Element data from apps and pages
○ ○ ○ ○

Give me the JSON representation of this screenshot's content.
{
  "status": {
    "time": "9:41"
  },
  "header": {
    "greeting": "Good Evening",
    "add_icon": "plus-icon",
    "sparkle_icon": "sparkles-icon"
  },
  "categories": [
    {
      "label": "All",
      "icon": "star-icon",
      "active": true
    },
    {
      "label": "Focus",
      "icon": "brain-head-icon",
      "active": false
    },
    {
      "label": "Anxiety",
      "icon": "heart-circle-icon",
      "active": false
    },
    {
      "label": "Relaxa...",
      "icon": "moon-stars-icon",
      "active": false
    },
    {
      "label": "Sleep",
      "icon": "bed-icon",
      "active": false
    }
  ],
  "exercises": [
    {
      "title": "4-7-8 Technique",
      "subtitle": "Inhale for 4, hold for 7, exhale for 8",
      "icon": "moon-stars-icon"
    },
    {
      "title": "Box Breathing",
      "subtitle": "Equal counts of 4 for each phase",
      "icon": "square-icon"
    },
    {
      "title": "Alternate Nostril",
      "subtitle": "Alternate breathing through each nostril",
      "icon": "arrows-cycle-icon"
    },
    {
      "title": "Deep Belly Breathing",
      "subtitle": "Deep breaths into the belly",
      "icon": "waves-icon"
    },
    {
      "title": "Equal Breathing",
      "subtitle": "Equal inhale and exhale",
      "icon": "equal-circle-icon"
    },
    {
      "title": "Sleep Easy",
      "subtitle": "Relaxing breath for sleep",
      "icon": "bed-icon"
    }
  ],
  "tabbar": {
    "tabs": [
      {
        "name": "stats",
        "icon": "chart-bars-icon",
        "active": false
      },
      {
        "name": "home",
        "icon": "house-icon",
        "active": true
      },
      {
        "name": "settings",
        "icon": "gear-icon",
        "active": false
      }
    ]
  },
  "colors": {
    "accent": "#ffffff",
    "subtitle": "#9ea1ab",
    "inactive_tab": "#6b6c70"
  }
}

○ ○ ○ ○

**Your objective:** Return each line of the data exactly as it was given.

**Response for this exercise:**
Give me the JSON representation of this screenshot's content.
{
  "status": {
    "time": "9:41"
  },
  "header": {
    "greeting": "Good Evening",
    "add_icon": "plus-icon",
    "sparkle_icon": "sparkles-icon"
  },
  "categories": [
    {
      "label": "All",
      "icon": "star-icon",
      "active": true
    },
    {
      "label": "Focus",
      "icon": "brain-head-icon",
      "active": false
    },
    {
      "label": "Anxiety",
      "icon": "heart-circle-icon",
      "active": false
    },
    {
      "label": "Relaxa...",
      "icon": "moon-stars-icon",
      "active": false
    },
    {
      "label": "Sleep",
      "icon": "bed-icon",
      "active": false
    }
  ],
  "exercises": [
    {
      "title": "4-7-8 Technique",
      "subtitle": "Inhale for 4, hold for 7, exhale for 8",
      "icon": "moon-stars-icon"
    },
    {
      "title": "Box Breathing",
      "subtitle": "Equal counts of 4 for each phase",
      "icon": "square-icon"
    },
    {
      "title": "Alternate Nostril",
      "subtitle": "Alternate breathing through each nostril",
      "icon": "arrows-cycle-icon"
    },
    {
      "title": "Deep Belly Breathing",
      "subtitle": "Deep breaths into the belly",
      "icon": "waves-icon"
    },
    {
      "title": "Equal Breathing",
      "subtitle": "Equal inhale and exhale",
      "icon": "equal-circle-icon"
    },
    {
      "title": "Sleep Easy",
      "subtitle": "Relaxing breath for sleep",
      "icon": "bed-icon"
    }
  ],
  "tabbar": {
    "tabs": [
      {
        "name": "stats",
        "icon": "chart-bars-icon",
        "active": false
      },
      {
        "name": "home",
        "icon": "house-icon",
        "active": true
      },
      {
        "name": "settings",
        "icon": "gear-icon",
        "active": false
      }
    ]
  },
  "colors": {
    "accent": "#ffffff",
    "subtitle": "#9ea1ab",
    "inactive_tab": "#6b6c70"
  }
}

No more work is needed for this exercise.